> **DATASET RECORDS**:
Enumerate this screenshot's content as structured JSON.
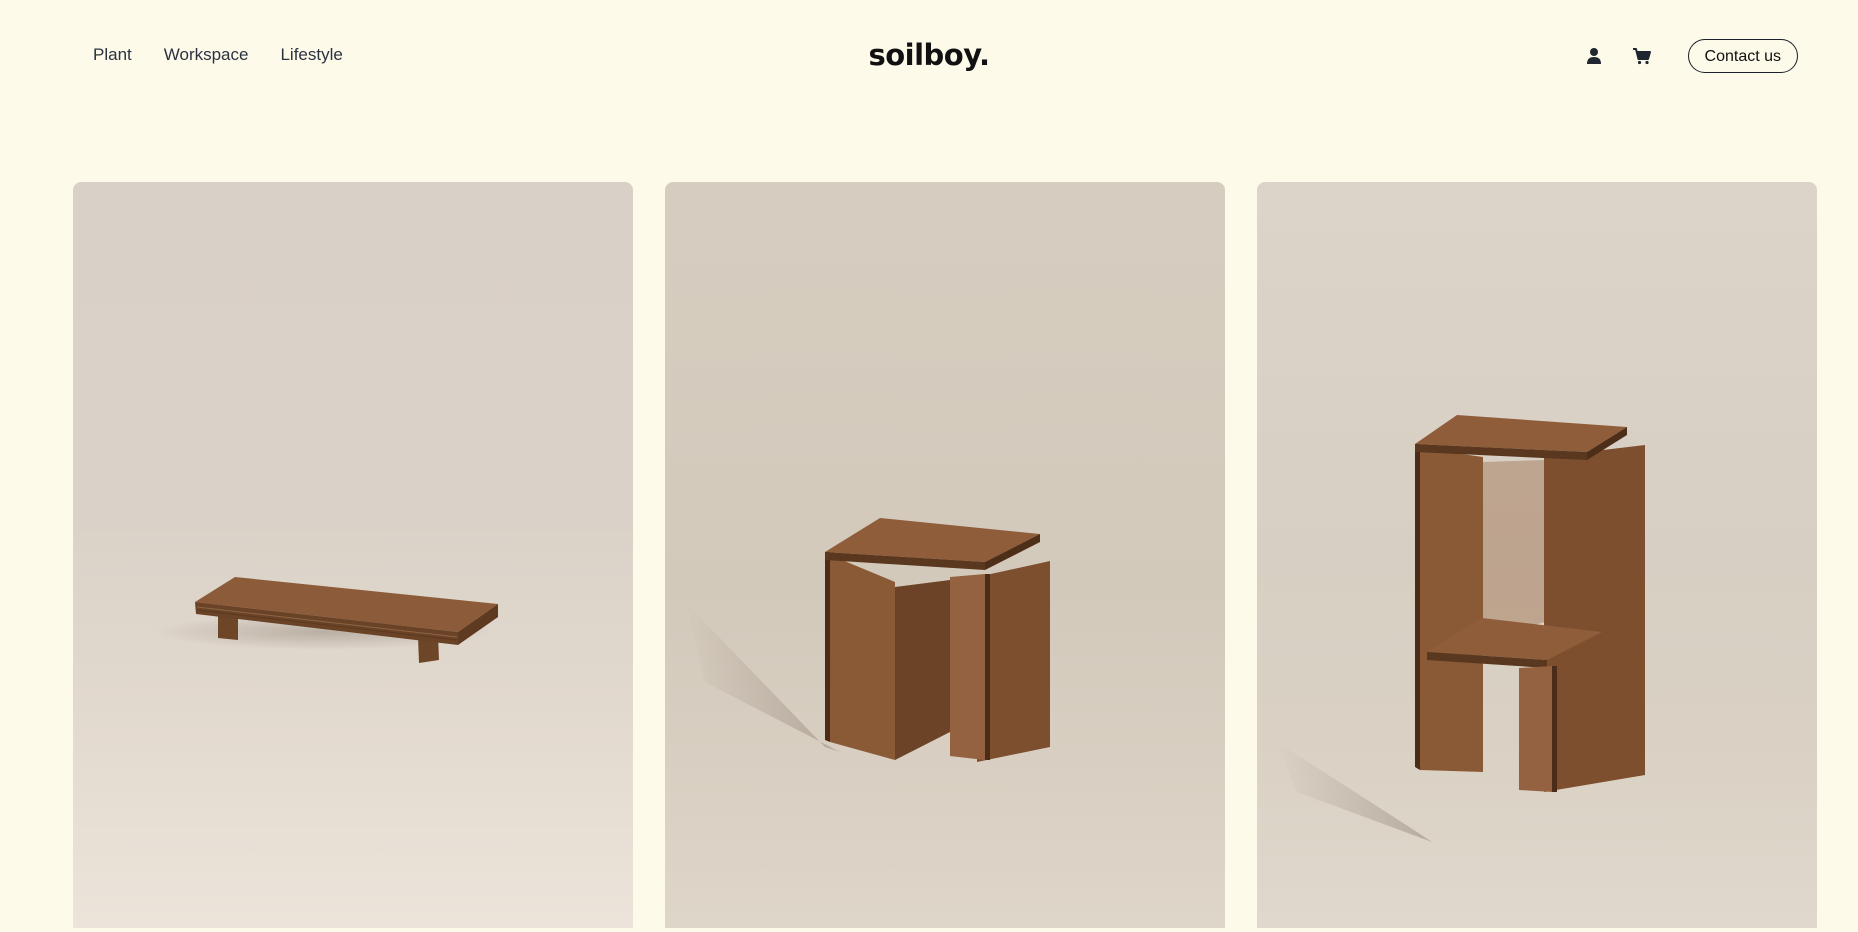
{
  "nav": {
    "items": [
      {
        "label": "Plant"
      },
      {
        "label": "Workspace"
      },
      {
        "label": "Lifestyle"
      }
    ]
  },
  "brand": {
    "logo": "soilboy."
  },
  "header_actions": {
    "account_icon": "user-icon",
    "cart_icon": "cart-icon",
    "contact_label": "Contact us"
  },
  "products": [
    {
      "image": "low-wooden-plant-stand",
      "alt_icon": "wooden-riser-image"
    },
    {
      "image": "wooden-side-stool",
      "alt_icon": "wooden-stool-image"
    },
    {
      "image": "two-tier-wooden-stand",
      "alt_icon": "wooden-tall-stand-image"
    }
  ],
  "colors": {
    "background": "#fefae9",
    "wood": "#8a5a3a",
    "text": "#1f2630"
  }
}
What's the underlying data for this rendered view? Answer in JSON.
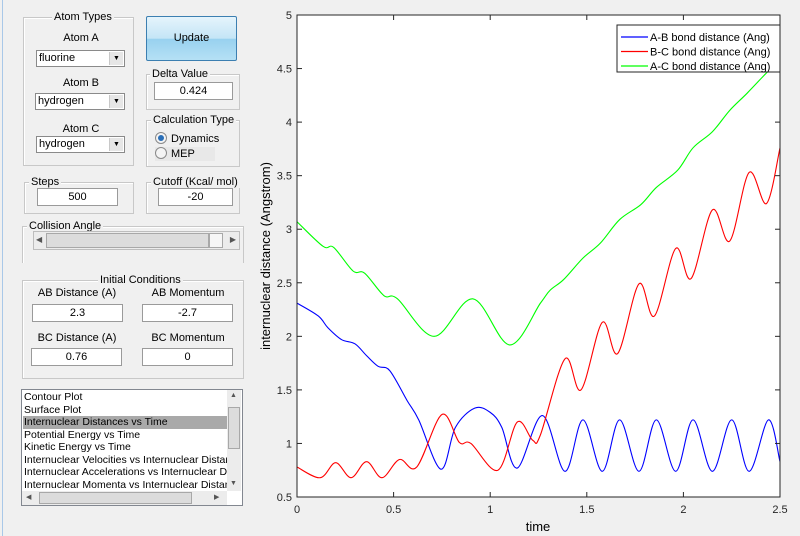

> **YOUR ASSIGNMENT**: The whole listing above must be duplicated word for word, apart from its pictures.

> **OUTPUT OF THE EXERCISE**:
Enumerate this screenshot's content as structured JSON.
{
  "nav": {
    "items": [
      {
        "label": "Plant"
      },
      {
        "label": "Workspace"
      },
      {
        "label": "Lifestyle"
      }
    ]
  },
  "brand": {
    "logo": "soilboy."
  },
  "header_actions": {
    "account_icon": "user-icon",
    "cart_icon": "cart-icon",
    "contact_label": "Contact us"
  },
  "products": [
    {
      "image": "low-wooden-plant-stand",
      "alt_icon": "wooden-riser-image"
    },
    {
      "image": "wooden-side-stool",
      "alt_icon": "wooden-stool-image"
    },
    {
      "image": "two-tier-wooden-stand",
      "alt_icon": "wooden-tall-stand-image"
    }
  ],
  "colors": {
    "background": "#fefae9",
    "wood": "#8a5a3a",
    "text": "#1f2630"
  }
}
What's the underlying data for this rendered view? Answer in JSON.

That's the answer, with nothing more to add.